■ **Directions for this task**: Using the records that follow, work out how many lines hold the string "上海临港" and provide that number only.

■ **Dataset records**:

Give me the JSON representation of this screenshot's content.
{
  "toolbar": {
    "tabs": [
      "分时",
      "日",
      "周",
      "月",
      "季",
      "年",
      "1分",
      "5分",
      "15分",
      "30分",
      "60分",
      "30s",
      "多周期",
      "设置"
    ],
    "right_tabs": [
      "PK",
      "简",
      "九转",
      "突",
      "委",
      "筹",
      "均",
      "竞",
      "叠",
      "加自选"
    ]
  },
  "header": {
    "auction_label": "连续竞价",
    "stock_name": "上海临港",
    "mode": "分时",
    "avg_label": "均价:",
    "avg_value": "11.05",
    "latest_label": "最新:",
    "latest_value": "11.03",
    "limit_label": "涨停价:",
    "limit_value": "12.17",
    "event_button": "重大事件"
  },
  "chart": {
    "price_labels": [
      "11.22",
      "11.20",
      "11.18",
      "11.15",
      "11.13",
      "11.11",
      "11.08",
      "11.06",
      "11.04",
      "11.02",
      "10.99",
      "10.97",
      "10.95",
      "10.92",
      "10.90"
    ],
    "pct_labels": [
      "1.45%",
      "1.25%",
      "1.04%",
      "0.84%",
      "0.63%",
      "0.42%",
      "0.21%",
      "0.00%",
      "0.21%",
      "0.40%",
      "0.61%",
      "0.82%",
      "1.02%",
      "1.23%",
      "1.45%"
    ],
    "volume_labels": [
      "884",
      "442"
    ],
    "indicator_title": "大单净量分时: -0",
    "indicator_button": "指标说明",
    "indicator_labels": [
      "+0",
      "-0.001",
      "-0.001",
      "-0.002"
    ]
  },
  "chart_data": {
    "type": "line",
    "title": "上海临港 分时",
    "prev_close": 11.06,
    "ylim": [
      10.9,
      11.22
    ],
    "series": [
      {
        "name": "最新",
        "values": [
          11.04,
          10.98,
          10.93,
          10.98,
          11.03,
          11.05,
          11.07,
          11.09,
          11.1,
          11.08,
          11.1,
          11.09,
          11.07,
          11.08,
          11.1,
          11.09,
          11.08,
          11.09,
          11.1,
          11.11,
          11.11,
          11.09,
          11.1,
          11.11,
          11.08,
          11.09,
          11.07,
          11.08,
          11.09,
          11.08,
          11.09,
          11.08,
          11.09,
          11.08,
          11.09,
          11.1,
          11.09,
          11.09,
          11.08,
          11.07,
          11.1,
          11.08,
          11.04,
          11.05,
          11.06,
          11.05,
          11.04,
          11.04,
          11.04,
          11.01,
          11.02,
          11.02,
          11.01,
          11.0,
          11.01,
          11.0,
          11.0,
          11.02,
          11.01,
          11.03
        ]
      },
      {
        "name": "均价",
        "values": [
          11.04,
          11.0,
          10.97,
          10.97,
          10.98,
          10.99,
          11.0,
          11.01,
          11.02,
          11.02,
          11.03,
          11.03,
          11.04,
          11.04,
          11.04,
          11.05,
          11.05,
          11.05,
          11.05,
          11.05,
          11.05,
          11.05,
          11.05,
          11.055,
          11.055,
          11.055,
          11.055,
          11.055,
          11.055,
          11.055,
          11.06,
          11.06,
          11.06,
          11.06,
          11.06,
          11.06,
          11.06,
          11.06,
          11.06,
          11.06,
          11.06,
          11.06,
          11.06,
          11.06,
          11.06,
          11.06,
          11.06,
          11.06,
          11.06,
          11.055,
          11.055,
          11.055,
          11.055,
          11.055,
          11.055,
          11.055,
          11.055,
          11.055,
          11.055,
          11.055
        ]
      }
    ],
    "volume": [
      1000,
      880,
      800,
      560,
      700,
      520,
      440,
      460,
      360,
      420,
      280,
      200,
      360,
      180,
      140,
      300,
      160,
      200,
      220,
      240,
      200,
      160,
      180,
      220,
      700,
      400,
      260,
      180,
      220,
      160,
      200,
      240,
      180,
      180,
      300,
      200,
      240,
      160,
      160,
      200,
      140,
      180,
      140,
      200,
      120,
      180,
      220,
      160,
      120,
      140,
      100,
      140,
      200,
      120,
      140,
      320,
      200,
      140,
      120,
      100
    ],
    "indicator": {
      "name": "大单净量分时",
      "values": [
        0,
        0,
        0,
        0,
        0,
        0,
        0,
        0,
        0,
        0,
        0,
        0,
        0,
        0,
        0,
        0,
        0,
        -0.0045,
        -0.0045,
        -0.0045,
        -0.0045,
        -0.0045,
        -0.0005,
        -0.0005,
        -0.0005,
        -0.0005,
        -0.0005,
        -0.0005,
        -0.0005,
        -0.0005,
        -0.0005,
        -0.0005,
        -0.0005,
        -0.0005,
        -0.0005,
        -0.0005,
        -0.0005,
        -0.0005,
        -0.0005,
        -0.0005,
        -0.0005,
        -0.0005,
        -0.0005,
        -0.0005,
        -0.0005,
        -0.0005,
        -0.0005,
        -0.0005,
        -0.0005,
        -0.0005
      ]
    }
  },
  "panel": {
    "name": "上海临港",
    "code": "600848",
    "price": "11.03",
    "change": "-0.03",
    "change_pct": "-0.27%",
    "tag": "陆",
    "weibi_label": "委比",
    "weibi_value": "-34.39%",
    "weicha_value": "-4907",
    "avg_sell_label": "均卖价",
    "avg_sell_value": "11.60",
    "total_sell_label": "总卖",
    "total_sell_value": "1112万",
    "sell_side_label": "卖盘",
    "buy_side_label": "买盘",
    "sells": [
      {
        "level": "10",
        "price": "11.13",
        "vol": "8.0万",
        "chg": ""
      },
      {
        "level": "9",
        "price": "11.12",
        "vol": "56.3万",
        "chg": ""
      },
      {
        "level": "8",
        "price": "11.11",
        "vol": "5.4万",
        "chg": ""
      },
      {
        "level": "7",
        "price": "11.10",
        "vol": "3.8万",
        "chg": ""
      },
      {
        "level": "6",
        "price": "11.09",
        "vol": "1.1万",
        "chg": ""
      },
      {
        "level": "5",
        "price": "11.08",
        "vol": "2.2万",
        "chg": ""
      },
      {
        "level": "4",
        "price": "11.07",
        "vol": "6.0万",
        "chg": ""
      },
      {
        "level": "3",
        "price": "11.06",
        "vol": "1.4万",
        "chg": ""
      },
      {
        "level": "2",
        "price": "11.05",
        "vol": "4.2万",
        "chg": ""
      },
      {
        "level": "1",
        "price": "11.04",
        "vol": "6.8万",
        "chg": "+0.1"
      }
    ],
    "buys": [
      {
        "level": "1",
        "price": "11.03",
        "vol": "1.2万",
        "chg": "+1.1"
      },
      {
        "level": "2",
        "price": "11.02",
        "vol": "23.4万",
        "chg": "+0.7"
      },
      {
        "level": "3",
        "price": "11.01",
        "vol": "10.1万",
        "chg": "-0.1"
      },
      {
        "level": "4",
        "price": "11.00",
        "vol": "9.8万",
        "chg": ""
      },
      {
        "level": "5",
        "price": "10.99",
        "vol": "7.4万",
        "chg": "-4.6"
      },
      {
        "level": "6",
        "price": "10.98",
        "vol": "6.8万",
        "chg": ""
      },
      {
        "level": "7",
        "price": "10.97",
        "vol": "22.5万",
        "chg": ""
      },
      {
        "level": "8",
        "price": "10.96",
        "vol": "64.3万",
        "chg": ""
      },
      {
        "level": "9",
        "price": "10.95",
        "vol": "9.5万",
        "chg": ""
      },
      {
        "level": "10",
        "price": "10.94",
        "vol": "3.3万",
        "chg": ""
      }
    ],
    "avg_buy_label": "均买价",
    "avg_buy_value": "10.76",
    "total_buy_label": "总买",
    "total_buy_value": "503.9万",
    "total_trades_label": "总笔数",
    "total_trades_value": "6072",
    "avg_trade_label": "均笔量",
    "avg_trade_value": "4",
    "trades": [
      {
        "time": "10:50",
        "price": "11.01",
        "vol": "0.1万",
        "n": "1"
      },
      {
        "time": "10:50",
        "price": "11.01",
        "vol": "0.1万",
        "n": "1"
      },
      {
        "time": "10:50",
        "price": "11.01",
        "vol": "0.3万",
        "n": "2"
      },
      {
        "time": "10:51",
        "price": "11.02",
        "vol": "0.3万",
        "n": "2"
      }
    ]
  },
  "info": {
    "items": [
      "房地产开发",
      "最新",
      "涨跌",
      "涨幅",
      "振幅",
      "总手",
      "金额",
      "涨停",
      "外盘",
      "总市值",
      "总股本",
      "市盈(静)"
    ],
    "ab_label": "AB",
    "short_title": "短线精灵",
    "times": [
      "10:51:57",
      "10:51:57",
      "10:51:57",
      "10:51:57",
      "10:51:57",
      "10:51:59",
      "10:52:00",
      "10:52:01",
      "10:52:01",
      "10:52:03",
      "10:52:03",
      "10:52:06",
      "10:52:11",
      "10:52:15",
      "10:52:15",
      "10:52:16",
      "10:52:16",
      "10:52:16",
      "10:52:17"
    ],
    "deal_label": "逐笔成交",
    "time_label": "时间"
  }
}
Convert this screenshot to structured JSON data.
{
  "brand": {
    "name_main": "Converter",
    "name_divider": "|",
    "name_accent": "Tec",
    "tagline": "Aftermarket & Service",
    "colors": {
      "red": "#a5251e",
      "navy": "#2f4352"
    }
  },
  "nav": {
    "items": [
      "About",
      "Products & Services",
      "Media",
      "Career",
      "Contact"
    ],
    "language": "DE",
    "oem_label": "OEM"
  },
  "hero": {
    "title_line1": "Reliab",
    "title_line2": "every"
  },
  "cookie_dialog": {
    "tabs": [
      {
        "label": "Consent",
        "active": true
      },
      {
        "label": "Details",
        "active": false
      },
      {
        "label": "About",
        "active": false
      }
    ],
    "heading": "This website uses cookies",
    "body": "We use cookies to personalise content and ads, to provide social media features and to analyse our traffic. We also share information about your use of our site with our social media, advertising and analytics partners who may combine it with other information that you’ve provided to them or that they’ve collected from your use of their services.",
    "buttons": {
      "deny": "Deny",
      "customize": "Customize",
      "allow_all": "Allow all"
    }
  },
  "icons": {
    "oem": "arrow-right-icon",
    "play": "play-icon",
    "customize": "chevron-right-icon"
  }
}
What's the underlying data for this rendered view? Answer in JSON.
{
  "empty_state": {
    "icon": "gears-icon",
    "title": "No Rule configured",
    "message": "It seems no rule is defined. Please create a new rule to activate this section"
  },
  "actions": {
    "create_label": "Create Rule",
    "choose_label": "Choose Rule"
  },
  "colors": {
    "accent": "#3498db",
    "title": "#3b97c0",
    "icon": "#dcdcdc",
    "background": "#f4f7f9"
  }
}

■ **Answer**: 3